How it was destroyed

Once Harry figures out that he is a Horcrux, he willingly walks into the Forbidden Forrest to face his fate. Notably, he takes the Golden Snitch given to him by Dumbledore, the same one that has "I open at the close" engraved on it. He whispers to the Snitch, "I am about to die," and the Snitch opens to reveal the Resurrection Stone. Harry uses the stone to call forth the spirits of his parents, James and Lily, as well as his godfather, Sirius Black. They offer him comfort in his time of need as Harry is about to face his demise.

Once Voldemort uses the killing curse on Harry, Harry wakes up in a place of Limbo, where he speaks with the spirit of his mentor, Albus Dumbledore, and sees the piece of Voldemort's soul that resided inside him as a bloody, wrinkled, malnourished baby lying under a bench. Per Harry Potter Wiki: "The blood Voldemort had taken from Harry to restore his physical form in 1995 still contained the Bond of Blood, anchoring him to life and protecting Harry from Voldemort's curse, and his willingness to die triggered protections on the people of Hogwarts similar to the protection he received from his mother's sacrifice."  
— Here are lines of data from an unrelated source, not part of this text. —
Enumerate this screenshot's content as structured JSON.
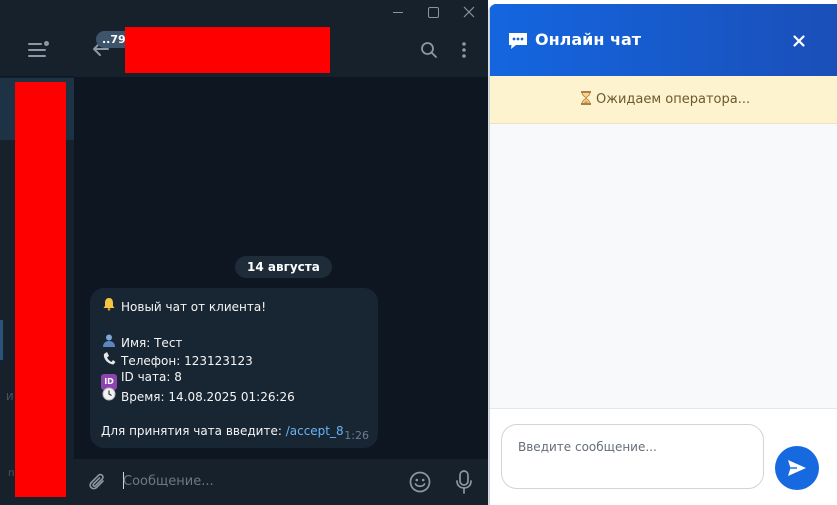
{
  "telegram": {
    "unread_count": "..79",
    "date_label": "14 августа",
    "message": {
      "title": "Новый чат от клиента!",
      "name_label": "Имя: Тест",
      "phone_label": "Телефон: 123123123",
      "chat_id_label": "ID чата: 8",
      "time_label": "Время: 14.08.2025 01:26:26",
      "instruction": "Для принятия чата введите:",
      "command": "/accept_8",
      "sent_time": "1:26",
      "icons": [
        "bell-icon",
        "user-icon",
        "phone-icon",
        "id-icon",
        "clock-icon"
      ]
    },
    "input_placeholder": "Сообщение...",
    "sidebar_faint_text": "И",
    "sidebar_faint_text2": "п",
    "colors": {
      "bg": "#0e1621",
      "panel": "#17212b",
      "bubble": "#182533",
      "link": "#6ab3f3",
      "redaction": "#ff0000"
    }
  },
  "widget": {
    "title": "Онлайн чат",
    "status": "Ожидаем оператора...",
    "input_placeholder": "Введите сообщение...",
    "colors": {
      "header": "#1a5fd0",
      "status_bg": "#fdf3cf",
      "send_button": "#1769e0"
    }
  }
}
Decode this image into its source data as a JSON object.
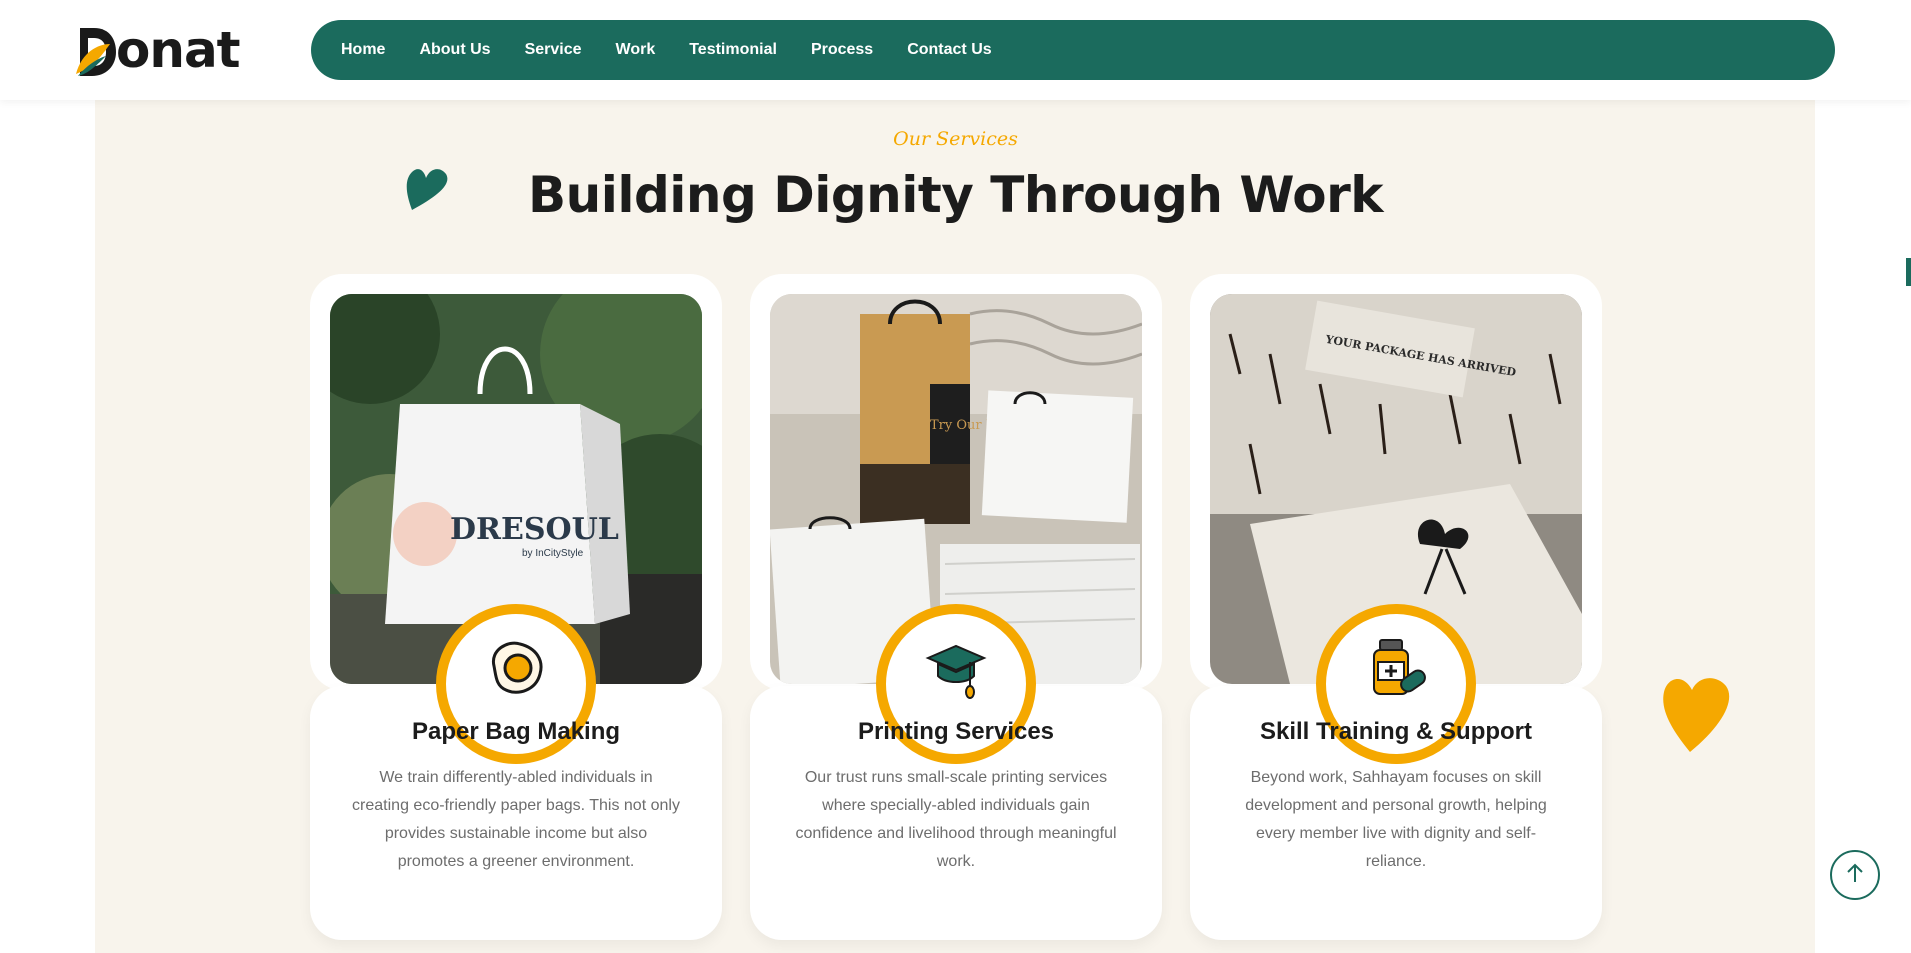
{
  "brand": {
    "name": "onat",
    "colors": {
      "primary": "#1b6b5d",
      "accent": "#f5a800"
    }
  },
  "nav": {
    "items": [
      {
        "label": "Home"
      },
      {
        "label": "About Us"
      },
      {
        "label": "Service"
      },
      {
        "label": "Work"
      },
      {
        "label": "Testimonial"
      },
      {
        "label": "Process"
      },
      {
        "label": "Contact Us"
      }
    ]
  },
  "section": {
    "eyebrow": "Our Services",
    "title": "Building Dignity Through Work"
  },
  "cards": [
    {
      "title": "Paper Bag Making",
      "text": "We train differently-abled individuals in creating eco-friendly paper bags. This not only provides sustainable income but also promotes a greener environment.",
      "icon": "fried-egg-icon",
      "image_text": "DRESOUL",
      "image_subtext": "by InCityStyle"
    },
    {
      "title": "Printing Services",
      "text": "Our trust runs small-scale printing services where specially-abled individuals gain confidence and livelihood through meaningful work.",
      "icon": "graduation-cap-icon",
      "image_text": "Try Our Bakes"
    },
    {
      "title": "Skill Training & Support",
      "text": "Beyond work, Sahhayam focuses on skill development and personal growth, helping every member live with dignity and self-reliance.",
      "icon": "medicine-bottle-icon",
      "image_text": "YOUR PACKAGE HAS ARRIVED"
    }
  ],
  "scroll_top": {
    "icon": "arrow-up-icon"
  }
}
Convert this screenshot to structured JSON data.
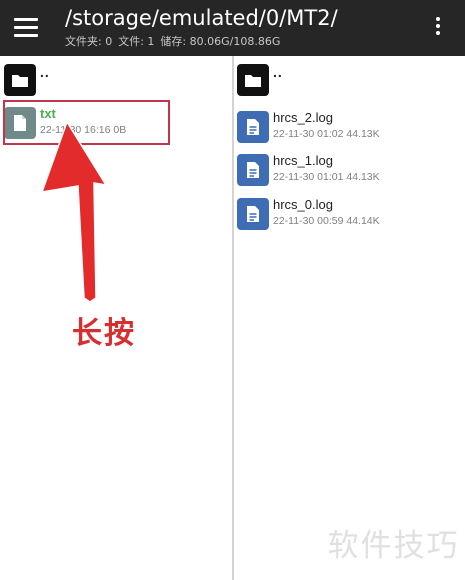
{
  "appbar": {
    "path": "/storage/emulated/0/MT2/",
    "stats": {
      "folders": "文件夹: 0",
      "files": "文件: 1",
      "storage": "储存: 80.06G/108.86G"
    },
    "menu_icon": "hamburger-menu-icon",
    "more_icon": "more-vertical-icon"
  },
  "left_pane": {
    "parent": {
      "label": "..",
      "icon": "folder-icon"
    },
    "files": [
      {
        "name": "txt",
        "meta": "22-11-30 16:16  0B",
        "icon": "document-icon",
        "name_color": "#4caf50",
        "icon_color": "#6f8a89"
      }
    ]
  },
  "right_pane": {
    "parent": {
      "label": "..",
      "icon": "folder-icon"
    },
    "files": [
      {
        "name": "hrcs_2.log",
        "meta": "22-11-30 01:02  44.13K",
        "icon": "document-icon"
      },
      {
        "name": "hrcs_1.log",
        "meta": "22-11-30 01:01  44.13K",
        "icon": "document-icon"
      },
      {
        "name": "hrcs_0.log",
        "meta": "22-11-30 00:59  44.14K",
        "icon": "document-icon"
      }
    ]
  },
  "annotation": {
    "label": "长按",
    "color": "#d62f2f"
  },
  "watermark": {
    "text": "软件技巧"
  },
  "colors": {
    "appbar_bg": "#262626",
    "doc_tile": "#3f6db3",
    "highlight_border": "#c4344b"
  }
}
Hagrid carries Harry's body back to Hogwarts, where Voldemort declares victory. But Harry wakes, rises up, and rallies his army to defeat Voldemort, now a mere mortal after all of his Horcruxes are officially destroyed.